The Greek debt of $350 billion is comparable to the money you need to guarantee a very (or relatively) comfortable life without any work to all the 2015 (or 2015+2016) migrants (some 1 million or 2 million people) – but not their kids – some $175,000-$350,000 per person. It's not hard to see why the counting works in this way: the Greek debt has accumulated because at least 2-3 million Greeks have been fully paid at least 1/2 of their comfortable lives from the borrowed money while doing nothing useful for some 40 years. The money you need to do that is equal to the money needed to feed 1 million Muslim migrants throughout their lives. If you assumed that the European freeloaders only live in Greece, it's several million people and their number will be doubled when the Muslim migrants of 2015 and 2016 are added.

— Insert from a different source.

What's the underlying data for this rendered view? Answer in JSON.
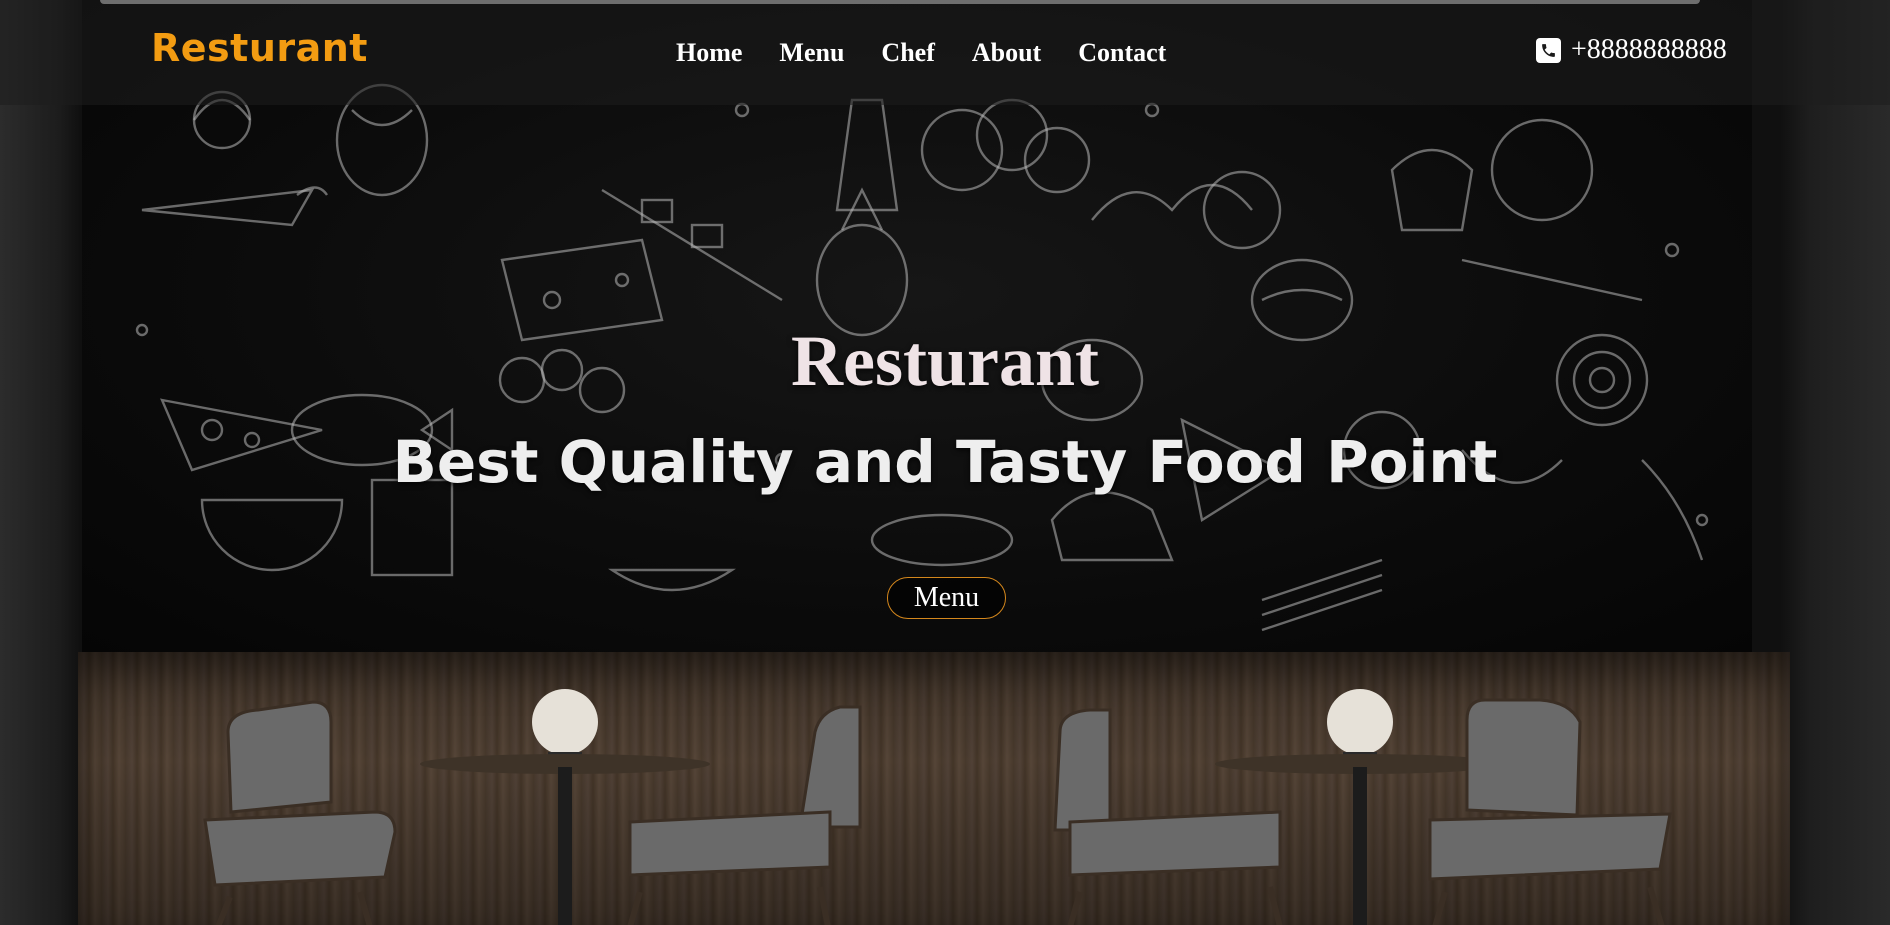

Sorry to say but the protection of the external border is something that every country or empire has to do and should do for itself. If the European Union wants to act as a country or an empire, it must simply do this damn job just like every country or empire in the history did. This job can't be outsourced and it shouldn't be outsourced.
The United States of America have played – and, to some extent, still play – an unusually enhanced role in the preservation of Europe's security and existential interests. Angela Merkel is basically proposing to promote Turkey to the role of a similar "savior of Europe" that the U.S. has repeatedly become in the past. Apologies but unlike America, Turkey isn't sufficiently civilized, credible, and ideologically and morally close to us so it shouldn't be allowed to have this influence and responsibility over Europe. Some amazing blackmail would be an unavoidable result. Erdogan has already done so. If he doesn't get the extra ransom he demands, he will put all the migrants to buses and ship them to Europe (through Bulgaria), we were told in a leaked memo. Do you want to hire this guy as the Old Continent's bodyguard-in-chief? I don't. This plan is similar to tearing the skin off your flesh and placing a colony of pubic lice to replace the skin.
Greece is closer to Europe but we know how Greece behaves and it simply can't be expected to behave responsibly anytime soon, either. It's the countries that are actually threatened that have to protect themselves. They have to perform the basic tasks that are needed for survival or they deserve to die. In the case of the European Union, the death of this empire wouldn't represent any tragic event because the individual European nations will survive the European Union's death and most of them will retake the responsibility for their own protection as soon as the protection is needed.